» **How to complete this task**:
From first line to last, retype the data exactly.

» **Information**:
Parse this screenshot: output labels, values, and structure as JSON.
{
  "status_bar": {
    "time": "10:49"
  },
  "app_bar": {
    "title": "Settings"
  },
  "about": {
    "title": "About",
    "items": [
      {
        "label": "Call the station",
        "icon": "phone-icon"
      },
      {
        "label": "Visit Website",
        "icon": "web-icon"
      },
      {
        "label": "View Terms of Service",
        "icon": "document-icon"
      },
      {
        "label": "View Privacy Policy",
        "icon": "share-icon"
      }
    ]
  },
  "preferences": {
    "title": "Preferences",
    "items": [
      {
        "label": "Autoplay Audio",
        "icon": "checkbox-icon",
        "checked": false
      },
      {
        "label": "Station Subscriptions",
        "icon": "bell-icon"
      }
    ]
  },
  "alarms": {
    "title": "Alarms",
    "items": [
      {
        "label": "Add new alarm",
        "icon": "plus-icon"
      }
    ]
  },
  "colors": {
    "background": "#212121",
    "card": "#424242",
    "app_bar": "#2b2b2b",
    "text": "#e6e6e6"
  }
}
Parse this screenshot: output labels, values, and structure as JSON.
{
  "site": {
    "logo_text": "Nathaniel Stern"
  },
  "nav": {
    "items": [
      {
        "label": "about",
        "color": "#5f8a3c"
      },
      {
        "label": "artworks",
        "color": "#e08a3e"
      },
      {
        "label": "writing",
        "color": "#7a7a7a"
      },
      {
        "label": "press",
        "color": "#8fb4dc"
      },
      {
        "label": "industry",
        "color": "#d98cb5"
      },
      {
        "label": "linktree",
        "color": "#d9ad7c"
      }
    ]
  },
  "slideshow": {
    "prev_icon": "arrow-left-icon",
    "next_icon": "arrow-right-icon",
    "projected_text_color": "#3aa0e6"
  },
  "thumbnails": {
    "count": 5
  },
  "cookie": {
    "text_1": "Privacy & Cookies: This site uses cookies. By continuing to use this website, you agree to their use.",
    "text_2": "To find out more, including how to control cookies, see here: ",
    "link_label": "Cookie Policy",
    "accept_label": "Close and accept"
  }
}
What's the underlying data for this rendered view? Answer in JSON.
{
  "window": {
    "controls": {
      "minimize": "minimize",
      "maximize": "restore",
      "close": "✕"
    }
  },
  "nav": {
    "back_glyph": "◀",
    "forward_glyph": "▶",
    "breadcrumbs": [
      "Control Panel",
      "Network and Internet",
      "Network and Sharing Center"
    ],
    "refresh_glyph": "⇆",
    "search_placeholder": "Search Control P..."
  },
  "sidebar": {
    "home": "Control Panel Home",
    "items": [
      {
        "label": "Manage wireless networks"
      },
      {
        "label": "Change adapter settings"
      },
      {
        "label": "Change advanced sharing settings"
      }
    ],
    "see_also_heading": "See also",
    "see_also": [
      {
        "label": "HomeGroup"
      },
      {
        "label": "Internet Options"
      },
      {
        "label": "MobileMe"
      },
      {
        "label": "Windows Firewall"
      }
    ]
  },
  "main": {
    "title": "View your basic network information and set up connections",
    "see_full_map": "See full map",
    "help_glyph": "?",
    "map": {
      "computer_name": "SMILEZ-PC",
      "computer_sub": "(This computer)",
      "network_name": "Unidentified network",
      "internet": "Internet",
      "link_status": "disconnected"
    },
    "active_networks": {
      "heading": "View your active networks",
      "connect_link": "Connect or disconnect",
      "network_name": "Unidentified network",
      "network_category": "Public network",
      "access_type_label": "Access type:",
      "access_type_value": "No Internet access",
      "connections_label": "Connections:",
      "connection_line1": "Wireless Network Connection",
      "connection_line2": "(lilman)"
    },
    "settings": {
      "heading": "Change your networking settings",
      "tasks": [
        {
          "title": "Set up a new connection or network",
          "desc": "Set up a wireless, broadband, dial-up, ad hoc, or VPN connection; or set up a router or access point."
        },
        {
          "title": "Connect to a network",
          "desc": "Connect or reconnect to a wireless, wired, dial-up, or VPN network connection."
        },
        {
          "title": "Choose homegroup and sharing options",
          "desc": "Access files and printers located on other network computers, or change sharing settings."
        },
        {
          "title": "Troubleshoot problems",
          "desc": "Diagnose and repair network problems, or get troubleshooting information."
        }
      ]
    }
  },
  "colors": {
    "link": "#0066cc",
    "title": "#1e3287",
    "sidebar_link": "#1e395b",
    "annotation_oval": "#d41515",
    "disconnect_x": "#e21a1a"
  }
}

» **Task result**:
Parse this screenshot: output labels, values, and structure as JSON.
{
  "status_bar": {
    "time": "10:49"
  },
  "app_bar": {
    "title": "Settings"
  },
  "about": {
    "title": "About",
    "items": [
      {
        "label": "Call the station",
        "icon": "phone-icon"
      },
      {
        "label": "Visit Website",
        "icon": "web-icon"
      },
      {
        "label": "View Terms of Service",
        "icon": "document-icon"
      },
      {
        "label": "View Privacy Policy",
        "icon": "share-icon"
      }
    ]
  },
  "preferences": {
    "title": "Preferences",
    "items": [
      {
        "label": "Autoplay Audio",
        "icon": "checkbox-icon",
        "checked": false
      },
      {
        "label": "Station Subscriptions",
        "icon": "bell-icon"
      }
    ]
  },
  "alarms": {
    "title": "Alarms",
    "items": [
      {
        "label": "Add new alarm",
        "icon": "plus-icon"
      }
    ]
  },
  "colors": {
    "background": "#212121",
    "card": "#424242",
    "app_bar": "#2b2b2b",
    "text": "#e6e6e6"
  }
}
Parse this screenshot: output labels, values, and structure as JSON.
{
  "site": {
    "logo_text": "Nathaniel Stern"
  },
  "nav": {
    "items": [
      {
        "label": "about",
        "color": "#5f8a3c"
      },
      {
        "label": "artworks",
        "color": "#e08a3e"
      },
      {
        "label": "writing",
        "color": "#7a7a7a"
      },
      {
        "label": "press",
        "color": "#8fb4dc"
      },
      {
        "label": "industry",
        "color": "#d98cb5"
      },
      {
        "label": "linktree",
        "color": "#d9ad7c"
      }
    ]
  },
  "slideshow": {
    "prev_icon": "arrow-left-icon",
    "next_icon": "arrow-right-icon",
    "projected_text_color": "#3aa0e6"
  },
  "thumbnails": {
    "count": 5
  },
  "cookie": {
    "text_1": "Privacy & Cookies: This site uses cookies. By continuing to use this website, you agree to their use.",
    "text_2": "To find out more, including how to control cookies, see here: ",
    "link_label": "Cookie Policy",
    "accept_label": "Close and accept"
  }
}
What's the underlying data for this rendered view? Answer in JSON.
{
  "window": {
    "controls": {
      "minimize": "minimize",
      "maximize": "restore",
      "close": "✕"
    }
  },
  "nav": {
    "back_glyph": "◀",
    "forward_glyph": "▶",
    "breadcrumbs": [
      "Control Panel",
      "Network and Internet",
      "Network and Sharing Center"
    ],
    "refresh_glyph": "⇆",
    "search_placeholder": "Search Control P..."
  },
  "sidebar": {
    "home": "Control Panel Home",
    "items": [
      {
        "label": "Manage wireless networks"
      },
      {
        "label": "Change adapter settings"
      },
      {
        "label": "Change advanced sharing settings"
      }
    ],
    "see_also_heading": "See also",
    "see_also": [
      {
        "label": "HomeGroup"
      },
      {
        "label": "Internet Options"
      },
      {
        "label": "MobileMe"
      },
      {
        "label": "Windows Firewall"
      }
    ]
  },
  "main": {
    "title": "View your basic network information and set up connections",
    "see_full_map": "See full map",
    "help_glyph": "?",
    "map": {
      "computer_name": "SMILEZ-PC",
      "computer_sub": "(This computer)",
      "network_name": "Unidentified network",
      "internet": "Internet",
      "link_status": "disconnected"
    },
    "active_networks": {
      "heading": "View your active networks",
      "connect_link": "Connect or disconnect",
      "network_name": "Unidentified network",
      "network_category": "Public network",
      "access_type_label": "Access type:",
      "access_type_value": "No Internet access",
      "connections_label": "Connections:",
      "connection_line1": "Wireless Network Connection",
      "connection_line2": "(lilman)"
    },
    "settings": {
      "heading": "Change your networking settings",
      "tasks": [
        {
          "title": "Set up a new connection or network",
          "desc": "Set up a wireless, broadband, dial-up, ad hoc, or VPN connection; or set up a router or access point."
        },
        {
          "title": "Connect to a network",
          "desc": "Connect or reconnect to a wireless, wired, dial-up, or VPN network connection."
        },
        {
          "title": "Choose homegroup and sharing options",
          "desc": "Access files and printers located on other network computers, or change sharing settings."
        },
        {
          "title": "Troubleshoot problems",
          "desc": "Diagnose and repair network problems, or get troubleshooting information."
        }
      ]
    }
  },
  "colors": {
    "link": "#0066cc",
    "title": "#1e3287",
    "sidebar_link": "#1e395b",
    "annotation_oval": "#d41515",
    "disconnect_x": "#e21a1a"
  }
}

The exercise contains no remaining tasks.